Use Nationally and in Massachusetts
In the U.S, arsenic production ended in 1985 when ASARCO closed its smelter in Tacoma, Washington. Now solely a consumer of arsenic, the U.S. used 22,300 metric tons in 1995 to produce industrial and agricultural chemicals, ceramics and glass products, electronics, and other products1 .
- Industrial chemicals, primarily wood preservatives, accounted for 88% of U.S. arsenic consumption.
- Agricultural chemicals accounted for 4.5% of U.S. arsenic consumption. Today agricultural use of arsenic is limited to the herbicides disodium methanearsonate and monosodium methanearsonate, for weed control in cotton fields. With the discovery of the hazards of arsenic and the development of organic-based herbicides and pesticides, arsenic use in agriculture has declined steadily since the 1930s and 1940s, when an estimated 45,000 metric tons of arsenic-based insecticides were used annually. As late as 1975, agricultural chemicals accounted for over 80% of total arsenic consumption in the U.S..
- Ceramics and glass products accounted for 3% of U.S. arsenic consumption. Arsenic compounds remove dispersed air bubbles and color in glass manufacturing and control the rate of crystal growth in the glass ceramics industry.
- Electronics and nonferrous alloys accounted for 2.7% of U.S. arsenic consumption. Arsenic serves a variety of functions in the electronics industry: it is used in the processing of gallium arsenic crystal, as a dopant in silicon wafers, and to manufacture arsine gas, which is used to make superlattice materials, lightwave devices, and high performance integrated circuits. Arsenic metal also increases corrosion resistance and tensile strength in copper alloys and strengthens posts and grids in lead-acid batteries.
- The manufacture of pharmaceuticals and feed additives accounted for 1.8% of U.S. arsenic consumption.
Between 1990 and 1995 U.S. consumption of arsenic grew from 20,500 metric tons to 22,300 metric tons.2 Driving the national expansion of arsenic consumption is its use in industrial chemicals/wood preservatives, which increased from 14,400 metric tons in 1990 to 19,600 metric tons in 1995.
In Massachusetts, arsenic consumption increased 13% between 1990 and 1996 (see Table 1). Driving the increase in use was the electronics industry, which did not report any use of arsenic in 1990, but reported almost 73,000 pounds in 1996 (see Table 2).
- Matheson Gas Products, Inc., reported 21,300 pounds of arsenic used to manufacture arsine gas for use in the electronics industry including: the manufacture of superlattice materials, lightwave devices, and high performance integrated circuits.
- M/A Com reported 51,000 pounds of arsenic used: to produce arsine gas, to produce gallium arsenide crystal for use in semiconductor wafers, and as a dopant for manufacturing silicon wafers.
Similar to the nation, the primary use of arsenic in Massachusetts is as a wood preservative; it accounted for 100% of arsenic use in 1990 and 87% in 1996. Overall, the use of arsenic as a wood preservative in Massachusetts declined by 1% between 1990 and 1996. This reduction is a combination of one facility closing, and two larger facilities increasing their use of arsenic by almost 40%.
Table 1 includes two sources of “output” data: Massachusetts Toxics Use Reduction Act (MA TURA) and U.S. Environmental Protection Agency (EPA), Toxics Release Inventory (TRI) data.

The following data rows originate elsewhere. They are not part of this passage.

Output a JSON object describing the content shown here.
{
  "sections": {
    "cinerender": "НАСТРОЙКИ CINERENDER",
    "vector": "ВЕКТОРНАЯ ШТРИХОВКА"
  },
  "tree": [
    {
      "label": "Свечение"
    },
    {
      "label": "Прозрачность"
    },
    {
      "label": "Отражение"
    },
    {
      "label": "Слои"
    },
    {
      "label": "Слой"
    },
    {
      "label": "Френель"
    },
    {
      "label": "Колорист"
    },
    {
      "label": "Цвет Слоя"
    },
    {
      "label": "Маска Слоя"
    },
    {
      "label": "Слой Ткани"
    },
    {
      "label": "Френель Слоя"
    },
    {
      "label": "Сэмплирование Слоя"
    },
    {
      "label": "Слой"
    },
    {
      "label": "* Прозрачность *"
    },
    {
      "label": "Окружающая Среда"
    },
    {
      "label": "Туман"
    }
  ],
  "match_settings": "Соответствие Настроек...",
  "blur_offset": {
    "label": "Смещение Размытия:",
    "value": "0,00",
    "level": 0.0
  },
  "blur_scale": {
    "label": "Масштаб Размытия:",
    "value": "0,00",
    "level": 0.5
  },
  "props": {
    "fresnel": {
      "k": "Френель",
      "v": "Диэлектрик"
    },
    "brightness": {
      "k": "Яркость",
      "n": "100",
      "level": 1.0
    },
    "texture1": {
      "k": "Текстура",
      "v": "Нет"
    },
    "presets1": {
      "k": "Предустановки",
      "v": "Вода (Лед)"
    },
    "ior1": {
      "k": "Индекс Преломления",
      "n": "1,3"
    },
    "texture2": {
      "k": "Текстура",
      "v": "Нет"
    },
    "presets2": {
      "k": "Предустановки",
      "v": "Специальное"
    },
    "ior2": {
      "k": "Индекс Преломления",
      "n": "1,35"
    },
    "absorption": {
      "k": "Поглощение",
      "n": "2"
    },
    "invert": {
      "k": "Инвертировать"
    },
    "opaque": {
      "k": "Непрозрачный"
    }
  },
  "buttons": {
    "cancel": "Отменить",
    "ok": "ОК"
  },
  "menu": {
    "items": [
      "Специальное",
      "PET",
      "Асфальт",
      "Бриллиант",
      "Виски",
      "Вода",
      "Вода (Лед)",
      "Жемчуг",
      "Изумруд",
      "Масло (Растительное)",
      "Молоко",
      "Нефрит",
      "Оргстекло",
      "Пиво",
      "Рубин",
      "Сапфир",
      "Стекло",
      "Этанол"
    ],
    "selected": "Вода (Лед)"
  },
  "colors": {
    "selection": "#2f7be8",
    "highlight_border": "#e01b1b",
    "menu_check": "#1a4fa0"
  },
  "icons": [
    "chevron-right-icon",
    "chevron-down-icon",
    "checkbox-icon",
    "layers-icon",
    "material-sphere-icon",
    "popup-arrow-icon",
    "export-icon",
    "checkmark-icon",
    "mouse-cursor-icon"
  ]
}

The MA TURA database includes all non-product material created by a process line prior to release, on-site treatment, or transfer (“byproduct”) and the amount of toxic chemical incorporated into a product (“shipped in or as product”). The U.S. EPA, TRI database includes information on the waste materials generated by a facility after on-site treatment including: releases to air, land, and water (“environmental releases”) and transfers off-site for treatment or disposal (“off-site transfers”).
- Total MA TURA outputs of arsenic and its compounds increased by only 1% between 1990 and 1996. In the electronics industry, arsenic is commonly used as an intermediary chemical and is transformed into new products like arsine gas and gallium arsenide crystal. Therefore, little TURA-reportable byproduct results from these uses.
- Total EPA releases and transfers for Massachusetts increased between 1990 and 1996, rising from 544 pounds to 4,221 pounds. EPA off-site transfers increased because M/A Com reported almost 4,000 pounds of waste arsenic that was not generated in 1990.
1 All national data are from SRI, 1996.
2 This short time period masks wide fluctuations in U.S. arsenic consumption. Since 1973 (when 22,000 metric tons were consumed), consumption varied between a low of 9,700 metric tons in 1976 to a high of 23,900 metric tons in 1992. Between 1973 and 1995, consumption increased by only one percent (SRI, 1996).